When the House of Representatives passed a $34 billion benefit extension on July 1, 11 fiscally conservative Democrats voted against it. The Senate may take up the issue again in mid-July, but Republicans like Senator Tom Coburn have argued any extension must be paid for with cuts elsewhere.
“Even then he (Coburn) is not sure if that’s a good idea,” said John Hart, a spokesman for the Oklahoma senator. “The longer the unemployed have benefits, the less incentive there is to find a job.”
Most economists argue that cutting benefits could slow recovery, describing benefits as direct economic stimulus because almost every penny of it gets spent. In a June 28 client note, Goldman Sachs said if all additional U.S. stimulus spending expires, it could slow the economy up to 1.5 percentage points from the fourth quarter 2010 to the second quarter of 2011.
The note added that extending unemployment benefits and a $400 tax credit would “substantially mitigate” that impact.
During the Senate impasse, from the week ended June 5 to the week ended July 10, more than 2.1 million Americans lost their benefits. Another million will join them by July 31.
In Ohio alone, where unemployment stood at 10.7 percent in May, more than 83,000 people lost their benefits in June.

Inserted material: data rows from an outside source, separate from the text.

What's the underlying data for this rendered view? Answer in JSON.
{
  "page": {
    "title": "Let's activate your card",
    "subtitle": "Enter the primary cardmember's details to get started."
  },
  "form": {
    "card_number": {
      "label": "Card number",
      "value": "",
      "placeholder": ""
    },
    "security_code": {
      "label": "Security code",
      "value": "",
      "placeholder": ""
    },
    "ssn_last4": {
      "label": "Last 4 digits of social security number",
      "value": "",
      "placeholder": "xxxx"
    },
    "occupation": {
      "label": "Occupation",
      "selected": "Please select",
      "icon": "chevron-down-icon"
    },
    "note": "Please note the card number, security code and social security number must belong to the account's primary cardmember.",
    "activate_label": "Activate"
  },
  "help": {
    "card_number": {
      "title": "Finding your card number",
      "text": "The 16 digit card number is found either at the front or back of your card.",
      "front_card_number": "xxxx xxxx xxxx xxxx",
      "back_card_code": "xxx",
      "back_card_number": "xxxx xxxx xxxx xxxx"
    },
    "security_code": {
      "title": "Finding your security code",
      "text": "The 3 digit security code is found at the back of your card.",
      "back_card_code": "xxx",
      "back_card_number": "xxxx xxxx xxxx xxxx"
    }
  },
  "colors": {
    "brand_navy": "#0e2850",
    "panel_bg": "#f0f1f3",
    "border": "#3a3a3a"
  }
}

Sister Barbara Busch, executive director of non-profit housing group Working in Neighborhoods in Cincinnati, 65 percent of the people who come seeking help with their mortgages are unemployed or underemployed.
“I fear once the benefits run out, I suspect we’ll see a new wave of foreclosures,” she said. “I just hope I’m wrong.”
Ohio is a bellwether U.S. state in elections. The state’s Democratic attorney general Richard Cordray said blocking extending jobless benefits was politically motivated ahead of the midterm elections in November.
“If people lose their benefits they will blame the congressional majority and the administration,” he said. “As unappetizing as it is, that would appear to be the strategy.”
Senator Coburn’s spokesman Hart said suggestions the Republicans were playing partisan politics were “ludicrous.”
“The Democrats say that because they want to avoid making the hard decisions,” he said.
Alonzo Allen, 55, a former aid agency worker in Cincinnati whose benefits will run out in September, spends two days a week volunteering at the food bank in Over-the-Rhine and the other three looking for work. He said he worries about the one-bedroom apartment he rents and how he will feed his dog Ginger, who is the “only family I have.”
“If the benefits stop, I’ll be out on the street and I’ll lose all my furniture,” he said. “That’s going to be tough.”
Editing by Eric Walsh